= WORK TO COMPLETE =
Nothing in the data may be altered; restate all of it exactly.

[Website and app data records]
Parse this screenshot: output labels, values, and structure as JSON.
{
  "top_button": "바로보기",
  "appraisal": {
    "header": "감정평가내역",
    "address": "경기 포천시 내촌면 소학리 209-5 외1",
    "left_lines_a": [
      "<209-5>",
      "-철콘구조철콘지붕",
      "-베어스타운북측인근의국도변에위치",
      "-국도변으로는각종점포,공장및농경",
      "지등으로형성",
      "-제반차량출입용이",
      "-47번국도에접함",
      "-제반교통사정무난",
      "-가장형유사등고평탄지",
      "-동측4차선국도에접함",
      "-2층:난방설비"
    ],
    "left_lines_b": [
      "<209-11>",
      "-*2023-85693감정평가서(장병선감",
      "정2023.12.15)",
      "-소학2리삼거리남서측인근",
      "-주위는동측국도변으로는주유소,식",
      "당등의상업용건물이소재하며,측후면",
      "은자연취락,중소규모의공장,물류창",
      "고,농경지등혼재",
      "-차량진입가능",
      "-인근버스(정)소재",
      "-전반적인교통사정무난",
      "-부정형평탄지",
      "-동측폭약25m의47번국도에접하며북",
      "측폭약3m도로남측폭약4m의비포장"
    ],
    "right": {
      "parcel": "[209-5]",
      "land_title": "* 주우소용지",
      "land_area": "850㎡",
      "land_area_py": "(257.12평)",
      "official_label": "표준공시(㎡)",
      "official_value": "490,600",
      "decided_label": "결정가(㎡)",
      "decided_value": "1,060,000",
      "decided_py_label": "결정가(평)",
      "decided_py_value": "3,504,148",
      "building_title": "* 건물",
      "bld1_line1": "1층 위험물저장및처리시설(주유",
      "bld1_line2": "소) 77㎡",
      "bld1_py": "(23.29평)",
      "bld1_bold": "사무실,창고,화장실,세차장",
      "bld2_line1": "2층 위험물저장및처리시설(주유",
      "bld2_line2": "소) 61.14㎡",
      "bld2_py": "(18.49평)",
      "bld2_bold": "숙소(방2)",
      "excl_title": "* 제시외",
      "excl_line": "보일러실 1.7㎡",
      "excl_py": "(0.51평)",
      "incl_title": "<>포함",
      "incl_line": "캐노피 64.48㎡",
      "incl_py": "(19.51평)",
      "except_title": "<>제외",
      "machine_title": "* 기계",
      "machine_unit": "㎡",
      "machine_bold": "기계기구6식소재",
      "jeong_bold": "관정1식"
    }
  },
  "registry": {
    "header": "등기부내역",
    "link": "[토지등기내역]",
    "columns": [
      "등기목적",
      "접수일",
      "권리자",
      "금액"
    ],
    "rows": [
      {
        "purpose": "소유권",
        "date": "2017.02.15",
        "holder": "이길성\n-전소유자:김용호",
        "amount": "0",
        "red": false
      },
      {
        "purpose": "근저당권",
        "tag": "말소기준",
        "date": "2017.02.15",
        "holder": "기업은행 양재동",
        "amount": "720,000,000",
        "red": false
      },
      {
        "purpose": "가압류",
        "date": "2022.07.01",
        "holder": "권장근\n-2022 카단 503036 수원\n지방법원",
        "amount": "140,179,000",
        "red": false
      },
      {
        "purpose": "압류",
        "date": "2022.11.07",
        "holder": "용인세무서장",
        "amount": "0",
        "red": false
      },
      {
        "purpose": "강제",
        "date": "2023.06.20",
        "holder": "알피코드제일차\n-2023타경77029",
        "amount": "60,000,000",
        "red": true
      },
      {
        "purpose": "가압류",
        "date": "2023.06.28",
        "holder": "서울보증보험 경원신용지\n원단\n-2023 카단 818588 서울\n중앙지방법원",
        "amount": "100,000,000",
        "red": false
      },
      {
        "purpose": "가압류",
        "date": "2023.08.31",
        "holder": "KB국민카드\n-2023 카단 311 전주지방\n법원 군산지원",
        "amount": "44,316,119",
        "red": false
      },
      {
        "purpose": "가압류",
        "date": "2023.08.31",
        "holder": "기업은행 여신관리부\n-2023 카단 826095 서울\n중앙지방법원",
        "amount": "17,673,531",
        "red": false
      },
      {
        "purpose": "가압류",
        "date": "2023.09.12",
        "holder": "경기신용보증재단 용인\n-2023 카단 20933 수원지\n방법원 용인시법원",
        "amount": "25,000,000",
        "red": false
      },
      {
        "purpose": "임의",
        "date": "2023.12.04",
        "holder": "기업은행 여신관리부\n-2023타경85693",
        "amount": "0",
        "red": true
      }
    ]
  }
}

= YOUR RESPONSE =
Parse this screenshot: output labels, values, and structure as JSON.
{
  "top_button": "바로보기",
  "appraisal": {
    "header": "감정평가내역",
    "address": "경기 포천시 내촌면 소학리 209-5 외1",
    "left_lines_a": [
      "<209-5>",
      "-철콘구조철콘지붕",
      "-베어스타운북측인근의국도변에위치",
      "-국도변으로는각종점포,공장및농경",
      "지등으로형성",
      "-제반차량출입용이",
      "-47번국도에접함",
      "-제반교통사정무난",
      "-가장형유사등고평탄지",
      "-동측4차선국도에접함",
      "-2층:난방설비"
    ],
    "left_lines_b": [
      "<209-11>",
      "-*2023-85693감정평가서(장병선감",
      "정2023.12.15)",
      "-소학2리삼거리남서측인근",
      "-주위는동측국도변으로는주유소,식",
      "당등의상업용건물이소재하며,측후면",
      "은자연취락,중소규모의공장,물류창",
      "고,농경지등혼재",
      "-차량진입가능",
      "-인근버스(정)소재",
      "-전반적인교통사정무난",
      "-부정형평탄지",
      "-동측폭약25m의47번국도에접하며북",
      "측폭약3m도로남측폭약4m의비포장"
    ],
    "right": {
      "parcel": "[209-5]",
      "land_title": "* 주우소용지",
      "land_area": "850㎡",
      "land_area_py": "(257.12평)",
      "official_label": "표준공시(㎡)",
      "official_value": "490,600",
      "decided_label": "결정가(㎡)",
      "decided_value": "1,060,000",
      "decided_py_label": "결정가(평)",
      "decided_py_value": "3,504,148",
      "building_title": "* 건물",
      "bld1_line1": "1층 위험물저장및처리시설(주유",
      "bld1_line2": "소) 77㎡",
      "bld1_py": "(23.29평)",
      "bld1_bold": "사무실,창고,화장실,세차장",
      "bld2_line1": "2층 위험물저장및처리시설(주유",
      "bld2_line2": "소) 61.14㎡",
      "bld2_py": "(18.49평)",
      "bld2_bold": "숙소(방2)",
      "excl_title": "* 제시외",
      "excl_line": "보일러실 1.7㎡",
      "excl_py": "(0.51평)",
      "incl_title": "<>포함",
      "incl_line": "캐노피 64.48㎡",
      "incl_py": "(19.51평)",
      "except_title": "<>제외",
      "machine_title": "* 기계",
      "machine_unit": "㎡",
      "machine_bold": "기계기구6식소재",
      "jeong_bold": "관정1식"
    }
  },
  "registry": {
    "header": "등기부내역",
    "link": "[토지등기내역]",
    "columns": [
      "등기목적",
      "접수일",
      "권리자",
      "금액"
    ],
    "rows": [
      {
        "purpose": "소유권",
        "date": "2017.02.15",
        "holder": "이길성\n-전소유자:김용호",
        "amount": "0",
        "red": false
      },
      {
        "purpose": "근저당권",
        "tag": "말소기준",
        "date": "2017.02.15",
        "holder": "기업은행 양재동",
        "amount": "720,000,000",
        "red": false
      },
      {
        "purpose": "가압류",
        "date": "2022.07.01",
        "holder": "권장근\n-2022 카단 503036 수원\n지방법원",
        "amount": "140,179,000",
        "red": false
      },
      {
        "purpose": "압류",
        "date": "2022.11.07",
        "holder": "용인세무서장",
        "amount": "0",
        "red": false
      },
      {
        "purpose": "강제",
        "date": "2023.06.20",
        "holder": "알피코드제일차\n-2023타경77029",
        "amount": "60,000,000",
        "red": true
      },
      {
        "purpose": "가압류",
        "date": "2023.06.28",
        "holder": "서울보증보험 경원신용지\n원단\n-2023 카단 818588 서울\n중앙지방법원",
        "amount": "100,000,000",
        "red": false
      },
      {
        "purpose": "가압류",
        "date": "2023.08.31",
        "holder": "KB국민카드\n-2023 카단 311 전주지방\n법원 군산지원",
        "amount": "44,316,119",
        "red": false
      },
      {
        "purpose": "가압류",
        "date": "2023.08.31",
        "holder": "기업은행 여신관리부\n-2023 카단 826095 서울\n중앙지방법원",
        "amount": "17,673,531",
        "red": false
      },
      {
        "purpose": "가압류",
        "date": "2023.09.12",
        "holder": "경기신용보증재단 용인\n-2023 카단 20933 수원지\n방법원 용인시법원",
        "amount": "25,000,000",
        "red": false
      },
      {
        "purpose": "임의",
        "date": "2023.12.04",
        "holder": "기업은행 여신관리부\n-2023타경85693",
        "amount": "0",
        "red": true
      }
    ]
  }
}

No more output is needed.